I gradually learnt to be fearless, to keep my cool no matter what the situation and to just keep going, regardless of any pain or exhaustion. Always keep on fighting! Never give up!
Advanced material artists have some realization that they are not the body. Once the body and mind have sufficiently learnt the techniques, they can run on auto-pilot. Fighting becomes automatic. It is a state of meditation. We are not the doer, the outcome is outside of our control; all we have to do is continue trying to execute our duty (note BG 2.47).
Indeed, the samurai warriors of ancient Japan understood this. They knew their fate was pre-determined. They did not care whether they lived or died. They were completely detached.
The way of the warrior (Bushido) teaches this kind of detachment. However, it offers no positive alternative. Once you??(TM)re detached from the body and mind, then what do you do?
The training was gradually taking its toll on my body: continuously bumps, bruises, strained muscles, sore joints, etc. Additionally, as I practiced more and more Krishna consciousness I gradually lost interest in mastering the physical body. There was (and still is) much more pleasure and satisfaction to be had from mantra meditation. It offers attachment to Krishna, while simultaneously detaching me from the body and mind. That is real knowledge!
Nevertheless, I??(TM)m happy I practiced Jiu Jitsu while I did. I??(TM)m pretty rusty now, of course, but certainly more confident and able to hold my own in a fight.

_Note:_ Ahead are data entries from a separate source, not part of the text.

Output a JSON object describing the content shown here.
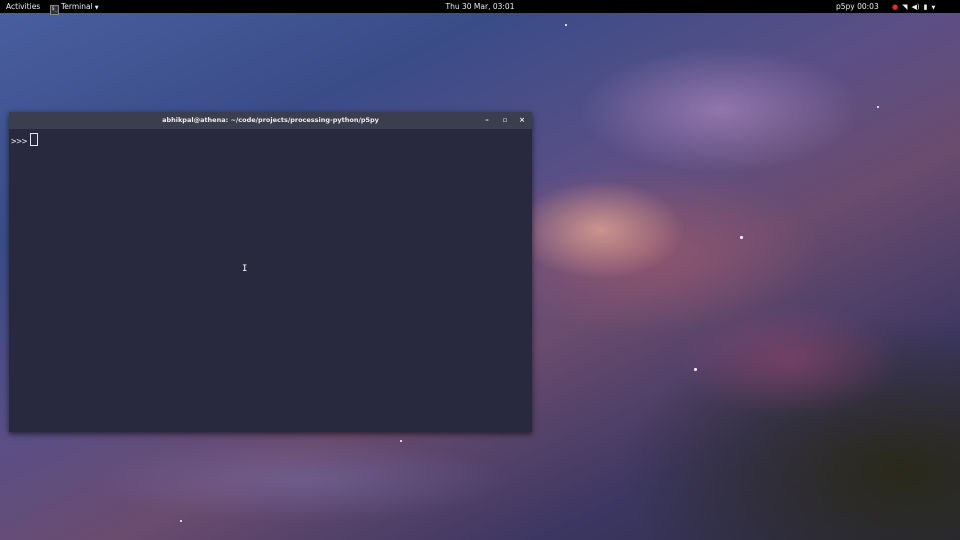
{
  "topbar": {
    "activities_label": "Activities",
    "app_menu_label": "Terminal",
    "app_icon_glyph": "$_",
    "clock": "Thu 30 Mar, 03:01",
    "recording_status": "p5py 00:03",
    "icons": [
      "record-icon",
      "wifi-icon",
      "volume-icon",
      "power-icon",
      "chevron-down-icon"
    ]
  },
  "terminal": {
    "title": "abhikpal@athena: ~/code/projects/processing-python/p5py",
    "prompt": ">>>",
    "buttons": {
      "minimize_glyph": "–",
      "maximize_glyph": "▫",
      "close_glyph": "×"
    }
  },
  "colors": {
    "topbar_bg": "#000000",
    "terminal_bg": "#28293f",
    "titlebar_bg": "#3b3e4e",
    "record_dot": "#ef2929"
  }
}
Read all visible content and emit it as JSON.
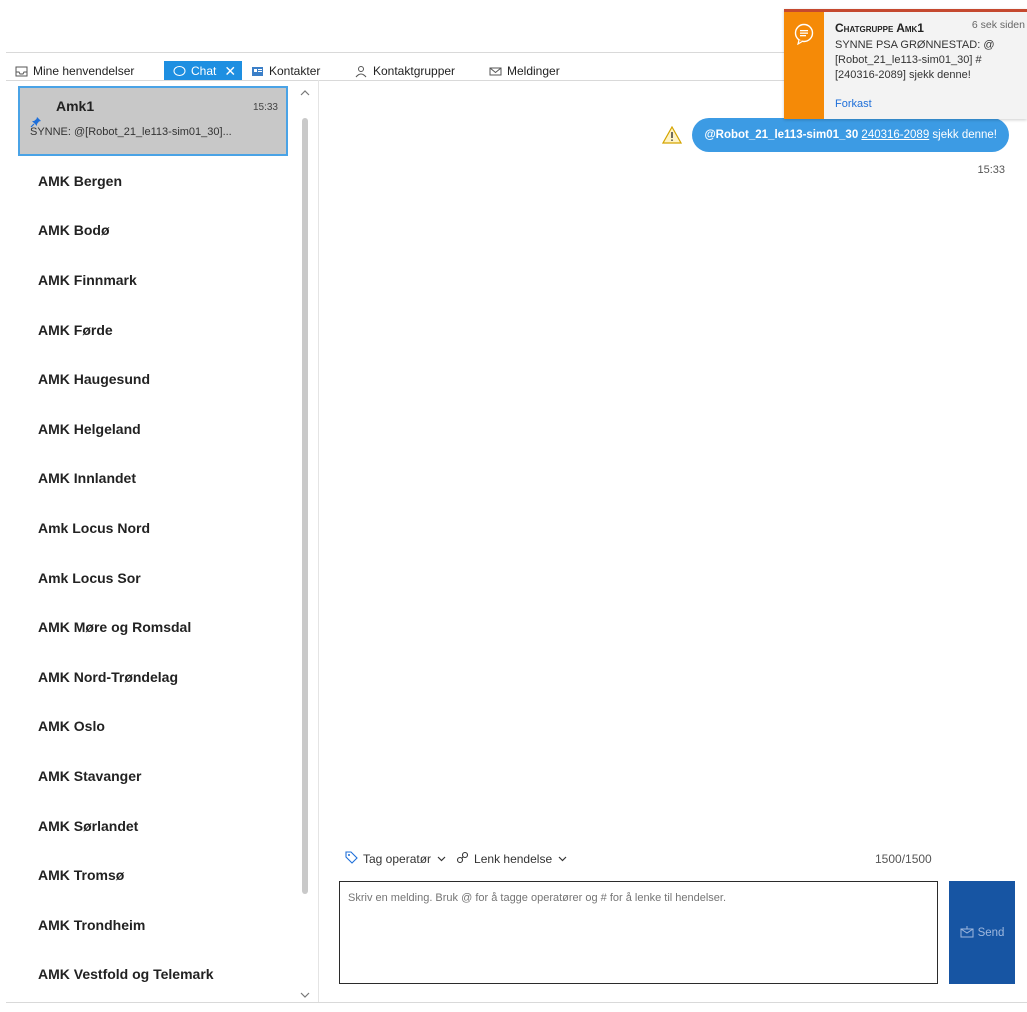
{
  "tabs": [
    {
      "label": "Mine henvendelser",
      "icon": "inbox-icon"
    },
    {
      "label": "Chat",
      "icon": "chat-icon",
      "active": true
    },
    {
      "label": "Kontakter",
      "icon": "contact-card-icon"
    },
    {
      "label": "Kontaktgrupper",
      "icon": "group-icon"
    },
    {
      "label": "Meldinger",
      "icon": "mail-icon"
    }
  ],
  "chatlist": {
    "selected": {
      "name": "Amk1",
      "time": "15:33",
      "preview": "SYNNE: @[Robot_21_le113-sim01_30]..."
    },
    "items": [
      "AMK Bergen",
      "AMK Bodø",
      "AMK Finnmark",
      "AMK Førde",
      "AMK Haugesund",
      "AMK Helgeland",
      "AMK Innlandet",
      "Amk Locus Nord",
      "Amk Locus Sor",
      "AMK Møre og Romsdal",
      "AMK Nord-Trøndelag",
      "AMK Oslo",
      "AMK Stavanger",
      "AMK Sørlandet",
      "AMK Tromsø",
      "AMK Trondheim",
      "AMK Vestfold og Telemark"
    ]
  },
  "conversation": {
    "message": {
      "mention": "@Robot_21_le113-sim01_30",
      "incident_link": "240316-2089",
      "text": "sjekk denne!",
      "time": "15:33"
    }
  },
  "composer": {
    "tag_operator_label": "Tag operatør",
    "link_incident_label": "Lenk hendelse",
    "counter": "1500/1500",
    "placeholder": "Skriv en melding. Bruk @ for å tagge operatører og # for å lenke til hendelser.",
    "send_label": "Send"
  },
  "notification": {
    "title": "Chatgruppe Amk1",
    "age": "6 sek siden",
    "body": "SYNNE PSA GRØNNESTAD: @ [Robot_21_le113-sim01_30] # [240316-2089] sjekk denne!",
    "dismiss_label": "Forkast"
  },
  "colors": {
    "accent": "#1e8fe1",
    "bubble": "#3c9be4",
    "send_button": "#1755a3",
    "toast_bar": "#f58a07",
    "selected_item": "#c8c8c8"
  }
}
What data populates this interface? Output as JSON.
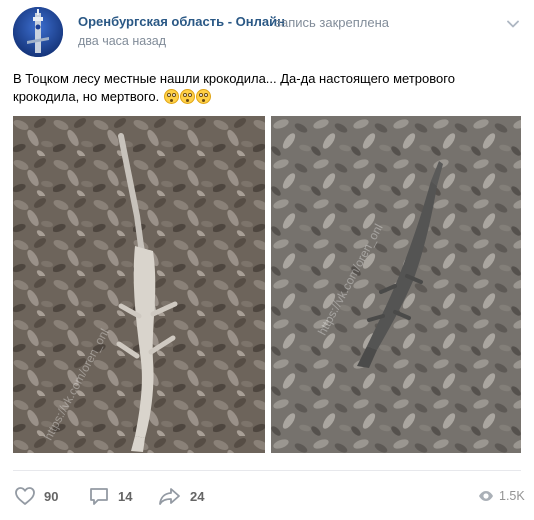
{
  "header": {
    "community_name": "Оренбургская область - Онлайн",
    "pinned_label": "запись закреплена",
    "time": "два часа назад",
    "menu_icon": "chevron-down-icon"
  },
  "post": {
    "text": "В Тоцком лесу местные нашли крокодила... Да-да настоящего метрового крокодила, но мертвого.",
    "emojis": [
      "flushed-face",
      "flushed-face",
      "flushed-face"
    ]
  },
  "photos": [
    {
      "name": "photo-crocodile-belly-up",
      "watermark": "https://vk.com/oren_onl"
    },
    {
      "name": "photo-crocodile-side",
      "watermark": "https://vk.com/oren_onl"
    }
  ],
  "footer": {
    "likes": "90",
    "comments": "14",
    "shares": "24",
    "views": "1.5K"
  },
  "colors": {
    "link": "#2a5885",
    "meta": "#818c99",
    "icon": "#939aa3",
    "count": "#656565"
  }
}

I also understand more than ever before that I??(TM)m not the body and not the mind. The soul is where it's at.